Task directions =
Write the records below out again word for word, with the pictures removed.

===== Record set

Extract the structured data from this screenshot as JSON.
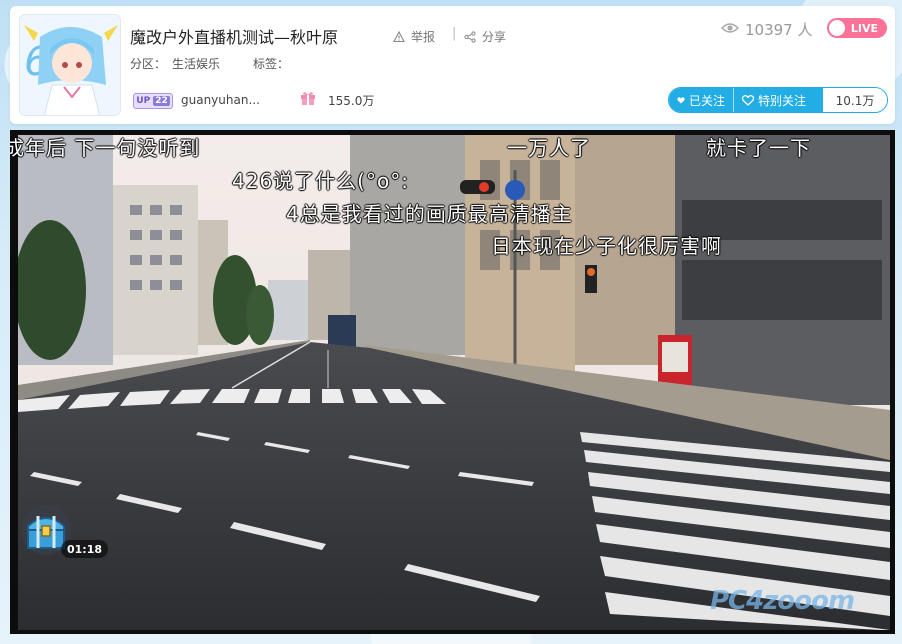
{
  "room": {
    "title": "魔改户外直播机测试—秋叶原",
    "report_label": "举报",
    "share_label": "分享",
    "area_label": "分区：",
    "area_value": "生活娱乐",
    "tags_label": "标签：",
    "viewers": "10397 人",
    "live_label": "LIVE"
  },
  "anchor": {
    "up_label": "UP",
    "level": "22",
    "name": "guanyuhan...",
    "gift_count": "155.0万"
  },
  "follow": {
    "follow_label": "已关注",
    "special_label": "特别关注",
    "fans_count": "10.1万"
  },
  "player": {
    "danmaku": [
      "成年后  下一句没听到",
      "一万人了",
      "就卡了一下",
      "426说了什么(°o°:",
      "4总是我看过的画质最高清播主",
      "日本现在少子化很厉害啊"
    ],
    "chest_timer": "01:18",
    "watermark": "PC4zooom"
  },
  "colors": {
    "accent_blue": "#23ade5",
    "live_pink": "#fb7299",
    "up_purple": "#8c7ad8"
  },
  "icons": {
    "report": "warning-icon",
    "share": "share-icon",
    "viewers": "eye-icon",
    "gift": "gift-icon",
    "follow": "heart-icon",
    "special": "heart-outline-icon",
    "chest": "treasure-chest-icon"
  }
}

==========

Written solution =
Extract the structured data from this screenshot as JSON.
{
  "room": {
    "title": "魔改户外直播机测试—秋叶原",
    "report_label": "举报",
    "share_label": "分享",
    "area_label": "分区：",
    "area_value": "生活娱乐",
    "tags_label": "标签：",
    "viewers": "10397 人",
    "live_label": "LIVE"
  },
  "anchor": {
    "up_label": "UP",
    "level": "22",
    "name": "guanyuhan...",
    "gift_count": "155.0万"
  },
  "follow": {
    "follow_label": "已关注",
    "special_label": "特别关注",
    "fans_count": "10.1万"
  },
  "player": {
    "danmaku": [
      "成年后  下一句没听到",
      "一万人了",
      "就卡了一下",
      "426说了什么(°o°:",
      "4总是我看过的画质最高清播主",
      "日本现在少子化很厉害啊"
    ],
    "chest_timer": "01:18",
    "watermark": "PC4zooom"
  },
  "colors": {
    "accent_blue": "#23ade5",
    "live_pink": "#fb7299",
    "up_purple": "#8c7ad8"
  },
  "icons": {
    "report": "warning-icon",
    "share": "share-icon",
    "viewers": "eye-icon",
    "gift": "gift-icon",
    "follow": "heart-icon",
    "special": "heart-outline-icon",
    "chest": "treasure-chest-icon"
  }
}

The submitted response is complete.